(DIRECTIONS) All lines with the word "nhất" must be pulled from the entries below.

(Extracted data entries)
************
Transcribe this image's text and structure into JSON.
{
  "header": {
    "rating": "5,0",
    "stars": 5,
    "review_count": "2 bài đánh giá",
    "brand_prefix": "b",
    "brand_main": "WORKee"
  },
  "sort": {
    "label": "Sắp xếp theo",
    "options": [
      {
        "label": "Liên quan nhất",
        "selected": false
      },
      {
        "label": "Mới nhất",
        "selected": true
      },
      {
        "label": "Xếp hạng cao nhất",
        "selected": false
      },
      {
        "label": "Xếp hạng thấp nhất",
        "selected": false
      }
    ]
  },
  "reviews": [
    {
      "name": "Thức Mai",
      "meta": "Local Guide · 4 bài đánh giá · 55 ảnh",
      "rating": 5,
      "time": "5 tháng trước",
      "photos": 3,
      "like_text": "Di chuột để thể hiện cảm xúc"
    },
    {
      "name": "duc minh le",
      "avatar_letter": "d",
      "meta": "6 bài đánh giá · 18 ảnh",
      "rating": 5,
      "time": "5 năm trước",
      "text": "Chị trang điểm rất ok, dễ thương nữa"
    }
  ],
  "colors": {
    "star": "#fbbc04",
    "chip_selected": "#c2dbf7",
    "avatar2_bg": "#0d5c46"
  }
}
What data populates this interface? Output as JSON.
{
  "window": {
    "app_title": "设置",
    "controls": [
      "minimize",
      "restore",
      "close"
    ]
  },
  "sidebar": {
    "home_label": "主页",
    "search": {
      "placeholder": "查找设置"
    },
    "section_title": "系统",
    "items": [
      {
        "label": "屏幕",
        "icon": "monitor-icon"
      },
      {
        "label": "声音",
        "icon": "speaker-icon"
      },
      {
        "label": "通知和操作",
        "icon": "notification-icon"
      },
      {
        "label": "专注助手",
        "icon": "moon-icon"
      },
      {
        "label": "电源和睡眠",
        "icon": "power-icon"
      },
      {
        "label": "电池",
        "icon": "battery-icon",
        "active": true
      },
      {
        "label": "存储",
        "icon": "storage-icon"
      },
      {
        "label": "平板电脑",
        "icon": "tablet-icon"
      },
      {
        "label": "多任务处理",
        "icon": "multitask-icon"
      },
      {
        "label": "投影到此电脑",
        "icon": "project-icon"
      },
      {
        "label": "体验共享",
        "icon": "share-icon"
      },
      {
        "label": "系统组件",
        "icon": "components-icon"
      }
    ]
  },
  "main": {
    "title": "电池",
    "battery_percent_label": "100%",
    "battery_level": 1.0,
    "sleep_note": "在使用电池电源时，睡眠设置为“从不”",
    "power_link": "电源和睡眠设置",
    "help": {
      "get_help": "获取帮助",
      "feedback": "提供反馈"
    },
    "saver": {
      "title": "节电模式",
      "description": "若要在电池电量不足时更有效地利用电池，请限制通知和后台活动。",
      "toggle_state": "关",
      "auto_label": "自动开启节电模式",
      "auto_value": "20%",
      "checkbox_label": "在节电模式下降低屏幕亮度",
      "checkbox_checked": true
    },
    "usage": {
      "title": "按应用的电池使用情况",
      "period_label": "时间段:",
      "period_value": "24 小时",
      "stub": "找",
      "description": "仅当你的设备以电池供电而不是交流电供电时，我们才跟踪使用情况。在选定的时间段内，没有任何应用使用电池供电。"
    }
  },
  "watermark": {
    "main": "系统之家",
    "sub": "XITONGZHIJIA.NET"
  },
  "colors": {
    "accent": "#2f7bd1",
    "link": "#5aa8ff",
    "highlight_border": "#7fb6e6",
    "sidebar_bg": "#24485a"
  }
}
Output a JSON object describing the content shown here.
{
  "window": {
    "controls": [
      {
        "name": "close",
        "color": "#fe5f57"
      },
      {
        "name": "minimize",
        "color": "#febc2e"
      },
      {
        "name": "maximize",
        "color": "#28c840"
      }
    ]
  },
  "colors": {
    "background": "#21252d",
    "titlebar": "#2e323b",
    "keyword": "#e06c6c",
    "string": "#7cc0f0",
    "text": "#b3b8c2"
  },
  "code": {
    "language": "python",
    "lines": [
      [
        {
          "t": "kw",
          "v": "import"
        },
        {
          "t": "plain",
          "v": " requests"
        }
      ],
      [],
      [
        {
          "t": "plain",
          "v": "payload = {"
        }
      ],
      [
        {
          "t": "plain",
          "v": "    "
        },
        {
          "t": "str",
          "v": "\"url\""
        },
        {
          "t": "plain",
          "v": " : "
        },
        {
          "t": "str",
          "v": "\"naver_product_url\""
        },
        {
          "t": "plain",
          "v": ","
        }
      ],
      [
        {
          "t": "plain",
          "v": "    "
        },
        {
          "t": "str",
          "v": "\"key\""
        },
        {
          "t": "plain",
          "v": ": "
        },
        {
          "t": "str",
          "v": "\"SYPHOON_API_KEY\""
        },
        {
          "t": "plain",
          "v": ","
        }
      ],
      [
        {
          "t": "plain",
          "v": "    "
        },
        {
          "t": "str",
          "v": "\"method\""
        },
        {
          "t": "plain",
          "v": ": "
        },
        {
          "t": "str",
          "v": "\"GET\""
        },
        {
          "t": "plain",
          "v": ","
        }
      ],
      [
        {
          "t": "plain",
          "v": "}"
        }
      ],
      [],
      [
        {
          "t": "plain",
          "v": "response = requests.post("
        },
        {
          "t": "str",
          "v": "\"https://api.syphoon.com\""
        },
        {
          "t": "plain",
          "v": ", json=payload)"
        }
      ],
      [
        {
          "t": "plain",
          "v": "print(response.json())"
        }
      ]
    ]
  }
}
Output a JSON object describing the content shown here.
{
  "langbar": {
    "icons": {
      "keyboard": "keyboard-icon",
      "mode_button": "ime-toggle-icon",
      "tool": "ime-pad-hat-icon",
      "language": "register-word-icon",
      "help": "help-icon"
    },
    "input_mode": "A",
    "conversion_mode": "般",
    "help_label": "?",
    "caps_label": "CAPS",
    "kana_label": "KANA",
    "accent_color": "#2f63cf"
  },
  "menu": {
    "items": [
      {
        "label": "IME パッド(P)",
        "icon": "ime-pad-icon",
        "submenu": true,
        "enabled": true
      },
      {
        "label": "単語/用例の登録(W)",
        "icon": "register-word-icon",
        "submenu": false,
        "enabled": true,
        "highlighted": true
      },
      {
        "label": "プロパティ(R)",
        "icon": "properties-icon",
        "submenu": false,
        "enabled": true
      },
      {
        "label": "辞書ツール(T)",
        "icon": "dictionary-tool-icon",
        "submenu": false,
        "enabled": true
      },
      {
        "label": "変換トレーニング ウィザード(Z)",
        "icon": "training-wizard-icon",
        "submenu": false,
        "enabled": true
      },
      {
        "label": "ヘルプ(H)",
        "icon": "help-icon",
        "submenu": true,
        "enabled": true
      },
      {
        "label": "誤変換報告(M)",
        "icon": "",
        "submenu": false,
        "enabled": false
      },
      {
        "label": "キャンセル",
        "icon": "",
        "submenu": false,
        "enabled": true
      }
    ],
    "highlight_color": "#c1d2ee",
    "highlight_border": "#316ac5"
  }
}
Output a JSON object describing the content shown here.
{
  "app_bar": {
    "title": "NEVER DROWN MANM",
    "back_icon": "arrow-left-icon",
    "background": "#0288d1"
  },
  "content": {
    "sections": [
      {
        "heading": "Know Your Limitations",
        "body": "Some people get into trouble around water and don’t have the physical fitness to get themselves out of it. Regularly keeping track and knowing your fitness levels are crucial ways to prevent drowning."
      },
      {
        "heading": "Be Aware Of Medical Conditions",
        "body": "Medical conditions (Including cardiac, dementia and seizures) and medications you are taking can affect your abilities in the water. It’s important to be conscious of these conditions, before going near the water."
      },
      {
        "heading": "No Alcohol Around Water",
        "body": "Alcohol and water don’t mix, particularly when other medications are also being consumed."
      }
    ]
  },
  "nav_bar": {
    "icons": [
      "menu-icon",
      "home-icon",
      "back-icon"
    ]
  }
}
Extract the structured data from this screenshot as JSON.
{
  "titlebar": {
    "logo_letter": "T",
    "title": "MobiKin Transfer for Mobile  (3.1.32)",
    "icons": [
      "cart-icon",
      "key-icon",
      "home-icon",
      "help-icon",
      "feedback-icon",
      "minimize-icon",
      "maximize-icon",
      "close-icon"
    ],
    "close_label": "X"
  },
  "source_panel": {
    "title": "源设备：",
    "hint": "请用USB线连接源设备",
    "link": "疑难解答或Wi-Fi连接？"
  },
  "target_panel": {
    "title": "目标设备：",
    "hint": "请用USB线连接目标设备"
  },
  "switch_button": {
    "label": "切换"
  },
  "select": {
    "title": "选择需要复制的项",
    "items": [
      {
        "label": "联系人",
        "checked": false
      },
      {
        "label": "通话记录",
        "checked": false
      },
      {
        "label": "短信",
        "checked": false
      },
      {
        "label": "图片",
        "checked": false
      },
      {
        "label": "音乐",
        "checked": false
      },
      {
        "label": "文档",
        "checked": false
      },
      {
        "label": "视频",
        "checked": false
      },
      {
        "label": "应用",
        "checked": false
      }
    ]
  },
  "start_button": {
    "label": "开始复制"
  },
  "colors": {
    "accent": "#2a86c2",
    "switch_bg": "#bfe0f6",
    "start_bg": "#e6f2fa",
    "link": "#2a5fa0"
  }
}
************
(SOLUTION FOR THIS EXERCISE)
        "label": "Liên quan nhất",
        "label": "Mới nhất",
        "label": "Xếp hạng cao nhất",
        "label": "Xếp hạng thấp nhất",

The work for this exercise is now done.